Dear ladies and gentlemen,
It is a fact that in the last ten years a massive debate about quality has found its way into health policies and medical discussions. This is not least also due to the economic pressure being felt more and more in all areas of medicine—with, at the same time, rapidly growing diagnostic and therapeutic possibilities in medicine.
To maintain this high medical standard state-of-the-art treatment must be a matter of course. In no case should economics govern medicine. We doctors will only be able to counteract this by being open to new ideas.
One of these ideas that can lead to a new quality in patient care is Integrated Care. Integrated Care describes the coordinated delivery of support to individuals in a way that enables them to maximize their independence, health and well-being. Coordination of this type is especially important for people who require support from a variety of doctors or organizations or individual care workers. The delivery of Integrated Care is influenced by the practice of staff, the systems they work within, how users are engaged and the structure of organizations.
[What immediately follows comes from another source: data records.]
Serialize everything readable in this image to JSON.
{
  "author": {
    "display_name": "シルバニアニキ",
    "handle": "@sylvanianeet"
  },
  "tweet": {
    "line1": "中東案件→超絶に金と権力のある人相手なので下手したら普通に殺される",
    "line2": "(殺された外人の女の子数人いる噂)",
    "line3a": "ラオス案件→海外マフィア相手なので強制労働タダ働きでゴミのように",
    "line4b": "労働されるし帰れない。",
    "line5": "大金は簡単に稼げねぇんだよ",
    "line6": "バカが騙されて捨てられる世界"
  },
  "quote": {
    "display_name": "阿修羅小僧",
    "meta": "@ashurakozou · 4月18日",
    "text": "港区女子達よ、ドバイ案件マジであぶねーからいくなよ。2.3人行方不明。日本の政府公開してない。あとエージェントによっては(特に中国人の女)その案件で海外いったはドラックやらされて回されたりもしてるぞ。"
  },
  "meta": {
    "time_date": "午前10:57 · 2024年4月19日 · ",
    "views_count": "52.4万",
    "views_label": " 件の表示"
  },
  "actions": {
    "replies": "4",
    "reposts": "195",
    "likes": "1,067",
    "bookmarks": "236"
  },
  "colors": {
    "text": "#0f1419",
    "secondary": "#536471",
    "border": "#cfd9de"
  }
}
Doctors have and will continue to have an important role in the system of Integrated Care. Their role is that of gatekeepers. They guide their patients through the system. This is of great advantage to the patient as she/he receives all the information she/he requires for optimal care at one central point.
The medical faculty and especially the Medical Association as its political representative are making a great effort to create appropriate structures for optimal process management within hospitals and for colleagues in private practice. We have to find models that meet the requirements of an ever increasing specialization in medicine.
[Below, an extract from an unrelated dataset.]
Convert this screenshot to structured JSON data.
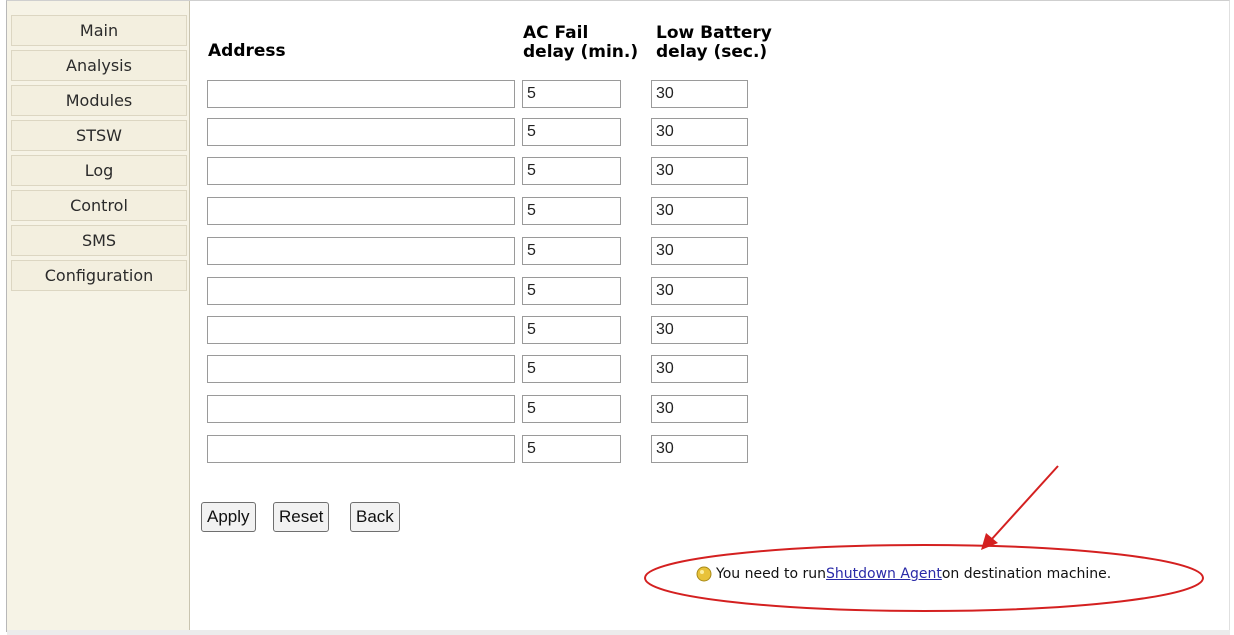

To cope with the upcoming task in medicine and public health systems we have to be open-minded, interested and willing to make new experiences, to face new challenges and to develop and extend our medical knowledge from day-to-day.
You have to have visions and then implement them. Incorporate the contents of this 9th International conference on Integrated Care into your daily work for your personal professional further education and for the good of the patients.
I wish all participants a motivating and stimulating exchange of information and ideas.
9th Annual Integrated Care Conference, Vienna, Austria, 3–6 November 2009